I don’t know! A friend in my class—he’s a runner—asked me if I wanted to run track. That was my junior year of high school. I didn’t do any other sports. I ran the mile, two mile, 800, 400, and 200 in relays. I just liked the people around running—they work hard. In my senior year I ran cross country and was seventh at the state meet, and in track in the spring, I was third at the state meet in the mile. Senior year I thought maybe I can do something and get a scholarship to go to college. It was an opportunity to succeed.
Did you get any college offers after high school?

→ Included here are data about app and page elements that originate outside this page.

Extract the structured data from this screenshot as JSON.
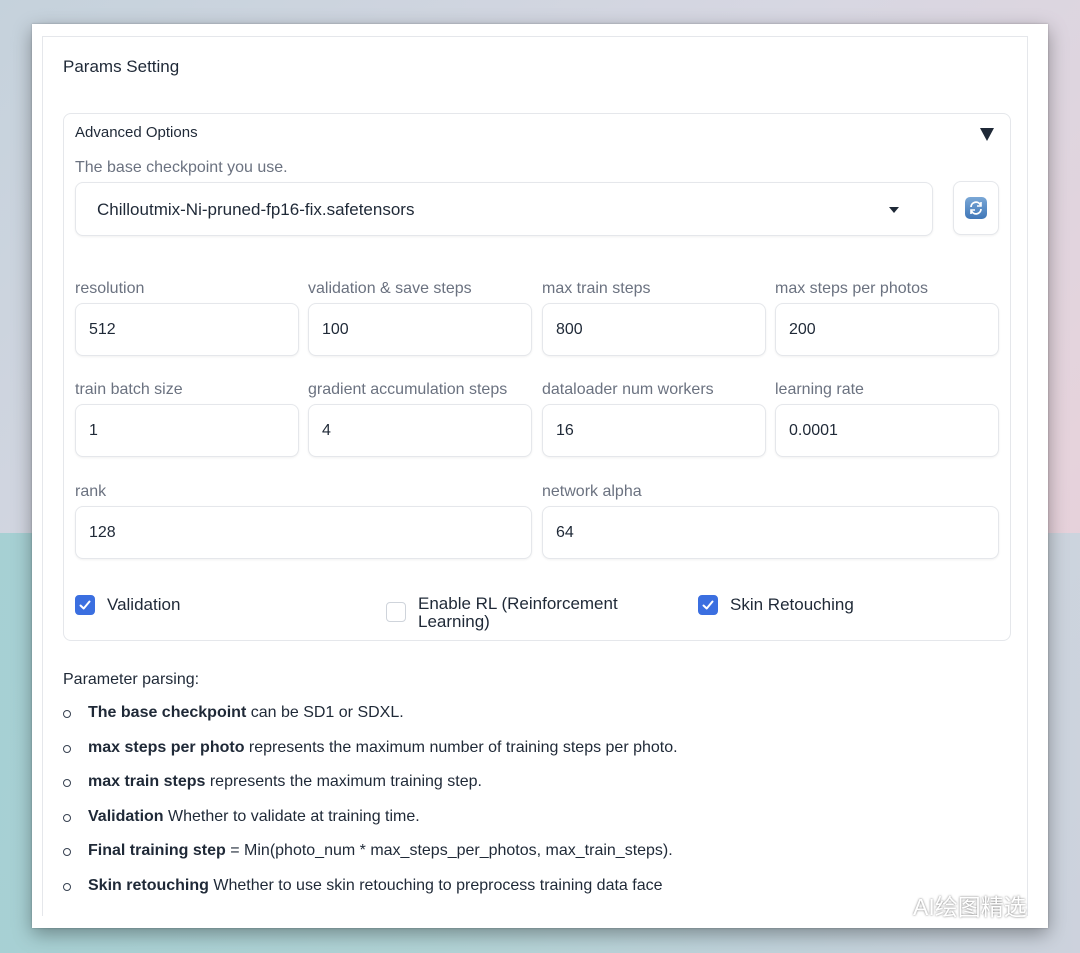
{
  "section_title": "Params Setting",
  "advanced": {
    "label": "Advanced Options",
    "checkpoint_label": "The base checkpoint you use.",
    "checkpoint_value": "Chilloutmix-Ni-pruned-fp16-fix.safetensors"
  },
  "fields": {
    "resolution": {
      "label": "resolution",
      "value": "512"
    },
    "validation_save_steps": {
      "label": "validation & save steps",
      "value": "100"
    },
    "max_train_steps": {
      "label": "max train steps",
      "value": "800"
    },
    "max_steps_per_photos": {
      "label": "max steps per photos",
      "value": "200"
    },
    "train_batch_size": {
      "label": "train batch size",
      "value": "1"
    },
    "gradient_accumulation_steps": {
      "label": "gradient accumulation steps",
      "value": "4"
    },
    "dataloader_num_workers": {
      "label": "dataloader num workers",
      "value": "16"
    },
    "learning_rate": {
      "label": "learning rate",
      "value": "0.0001"
    },
    "rank": {
      "label": "rank",
      "value": "128"
    },
    "network_alpha": {
      "label": "network alpha",
      "value": "64"
    }
  },
  "checkboxes": [
    {
      "label": "Validation",
      "checked": true
    },
    {
      "label": "Enable RL (Reinforcement Learning)",
      "checked": false
    },
    {
      "label": "Skin Retouching",
      "checked": true
    }
  ],
  "notes": {
    "title": "Parameter parsing:",
    "items": [
      {
        "bold": "The base checkpoint",
        "text": " can be SD1 or SDXL."
      },
      {
        "bold": "max steps per photo",
        "text": " represents the maximum number of training steps per photo."
      },
      {
        "bold": "max train steps",
        "text": " represents the maximum training step."
      },
      {
        "bold": "Validation",
        "text": " Whether to validate at training time."
      },
      {
        "bold": "Final training step",
        "text": " = Min(photo_num * max_steps_per_photos, max_train_steps)."
      },
      {
        "bold": "Skin retouching",
        "text": " Whether to use skin retouching to preprocess training data face"
      }
    ]
  },
  "watermark": "AI绘图精选",
  "colors": {
    "accent": "#3b6fe0",
    "label": "#6b7280",
    "border": "#e5e7eb"
  }
}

Iowa Central Central Community College offered me a scholarship. It was a good place to start for me. College was not easy because of my language, so I thought I’d start at a small school and work up to Division 1.
I see that you won a national championship in the half-marathon at Iowa Central in 2011. I didn’t know colleges competed at that distance.

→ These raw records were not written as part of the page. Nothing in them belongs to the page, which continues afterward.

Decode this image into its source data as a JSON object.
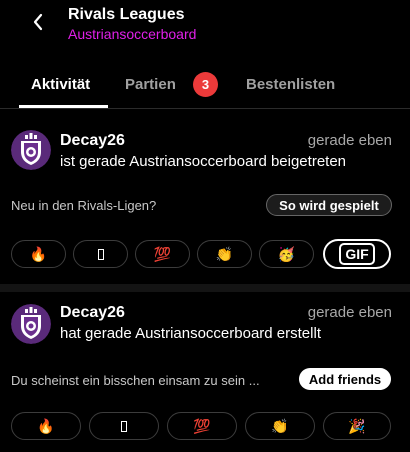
{
  "header": {
    "title": "Rivals Leagues",
    "subtitle": "Austriansoccerboard",
    "accent_color": "#e020e8"
  },
  "tabs": [
    {
      "label": "Aktivität",
      "active": true
    },
    {
      "label": "Partien",
      "active": false,
      "badge": "3"
    },
    {
      "label": "Bestenlisten",
      "active": false
    }
  ],
  "feed": [
    {
      "username": "Decay26",
      "time": "gerade eben",
      "message": "ist gerade Austriansoccerboard beigetreten",
      "hint": "Neu in den Rivals-Ligen?",
      "action_label": "So wird gespielt",
      "reactions": [
        "🔥",
        "▯",
        "💯",
        "👏",
        "🥳"
      ],
      "gif_label": "GIF"
    },
    {
      "username": "Decay26",
      "time": "gerade eben",
      "message": "hat gerade Austriansoccerboard erstellt",
      "hint": "Du scheinst ein bisschen einsam zu sein ...",
      "action_label": "Add friends",
      "reactions": [
        "🔥",
        "▯",
        "💯",
        "👏",
        "🎉"
      ]
    }
  ]
}
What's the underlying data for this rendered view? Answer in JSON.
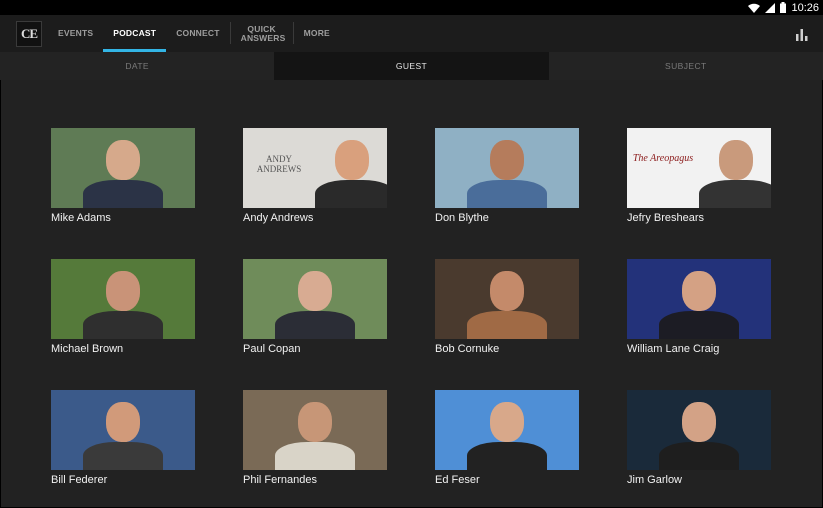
{
  "status": {
    "time": "10:26"
  },
  "app": {
    "logo_text": "CE"
  },
  "nav": {
    "items": [
      {
        "label": "EVENTS",
        "active": false
      },
      {
        "label": "PODCAST",
        "active": true
      },
      {
        "label": "CONNECT",
        "active": false
      },
      {
        "label": "QUICK ANSWERS",
        "active": false
      },
      {
        "label": "MORE",
        "active": false
      }
    ]
  },
  "subtabs": [
    {
      "label": "DATE",
      "active": false
    },
    {
      "label": "GUEST",
      "active": true
    },
    {
      "label": "SUBJECT",
      "active": false
    }
  ],
  "guests": [
    {
      "name": "Mike Adams",
      "bg": "#5f7b55",
      "skin": "#d6a98b",
      "suit": "#2b3346"
    },
    {
      "name": "Andy Andrews",
      "bg": "#dcdad6",
      "skin": "#d9a07d",
      "suit": "#2a2a2a",
      "overlay": "ANDY ANDREWS"
    },
    {
      "name": "Don Blythe",
      "bg": "#8fb0c4",
      "skin": "#b57c5c",
      "suit": "#4a6d9a"
    },
    {
      "name": "Jefry Breshears",
      "bg": "#f2f2f2",
      "skin": "#c99a7c",
      "suit": "#333333",
      "overlay": "The Areopagus"
    },
    {
      "name": "Michael Brown",
      "bg": "#557a3a",
      "skin": "#c99378",
      "suit": "#2f2f2f"
    },
    {
      "name": "Paul Copan",
      "bg": "#6f8c5a",
      "skin": "#d8ab92",
      "suit": "#2b2d36"
    },
    {
      "name": "Bob Cornuke",
      "bg": "#4a3a2e",
      "skin": "#c48a6a",
      "suit": "#a06a45"
    },
    {
      "name": "William Lane Craig",
      "bg": "#23327a",
      "skin": "#d4a184",
      "suit": "#1c1c24"
    },
    {
      "name": "Bill Federer",
      "bg": "#3b5a8a",
      "skin": "#d19a7a",
      "suit": "#3a3a3a"
    },
    {
      "name": "Phil Fernandes",
      "bg": "#7a6a56",
      "skin": "#c79677",
      "suit": "#d9d4c8"
    },
    {
      "name": "Ed Feser",
      "bg": "#4f8fd6",
      "skin": "#d8a88a",
      "suit": "#222222"
    },
    {
      "name": "Jim Garlow",
      "bg": "#1a2a3a",
      "skin": "#d3a286",
      "suit": "#1e1e1e"
    }
  ]
}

Yeah, community colleges run half-marathon after nationals in May. It was a challenge but I liked it. Everybody on the team worked hard for that race—I enjoyed it.
You finished out your college career at University of Oklahoma. When did you start thinking you could run professionally?
It was a different environment training-wise, going from a small school to a big school. It was hard to balance schoolwork with running. But I improved there and at the beginning of my senior year at Oklahoma, I was running good times and my coach told me I should be good at long distances, like road races and marathons. I thought to myself, maybe I could go somewhere and run, chase my dream.
What do you credit with your rapid improvement?
You know, I trust in my coach and hard work. In college, you are always training and you have studies. In college, I did cross country, indoor track and outdoor. Now I can just focus on running. I have a lot of free time to relax and we can plan how I’m going to improve. For example, I didn’t run indoor [track] so I could focus on outdoor. Mostly, I can focus and rest, and that helps me improve.
Give an example of a key workout in the build-up to your recent 5000 PR.
For a couple weeks this past winter, I ran 100 miles a week. This spring, I ran 85 to 95 miles a week. We have done so many good workouts, but this workout about a week before [Portland Track Festival] prepared me for a fast race in Portland: 1 mile: 4:17, 1200: 3:11, 800: 2:04, 400: 58, and four x 200 in 27 or 26 seconds. Three minutes rest in between the mile, 1200, 800, and 400, and one minute rest for the 200s. Coach said I was ready to run fast after that.
At the Portland Track Festival, were you surprised to be that close to Galen Rupp?
I wasn’t surprised. I thought I’d be patient for the first couple laps, and just put myself in a good position. In the last couple laps, I was in the top five or six places and thought, I’m doing something great (!) but I should not do anything crazy and ruin it.
Did you imagine last year you’d be at the Olympic Trials?
That’s been my goal since I got here, and I’ve been working toward it. When I was in the Portland Track Festival race, and I knew I needed to run 13:30, I saw the clock on the last lap and thought, Whoa I gotta go faster, so I sprinted as much as I could.
Do you ever think about what your life would be like if you’d stayed in Ethiopia?
That’s a tough question. I don’t know. I don’t think about it that much—I appreciate every opportunity I have here and just enjoy every moment.
Are you a relaxed person or driven?
Both. I’m driven to get better when I come to training, but I also go with the flow and try to not think too much.
I like pasta a lot, and Ethiopian food. [laughs] No, I don’t make it myself. It’s kind of hard.
Hip-hop. But I’m not like other runners who listen to music before they race. I don’t listen to anything, just try to relax and get to the track early.
I heard you were a big hit when you visited a school in Houston.
It was a fun experience, going to the school and talking to kids, sharing my dream. I love kids. I like to share my story and tell the kids to work hard and do the right thing. It’s very important to me to give back for all the opportunities I’ve had.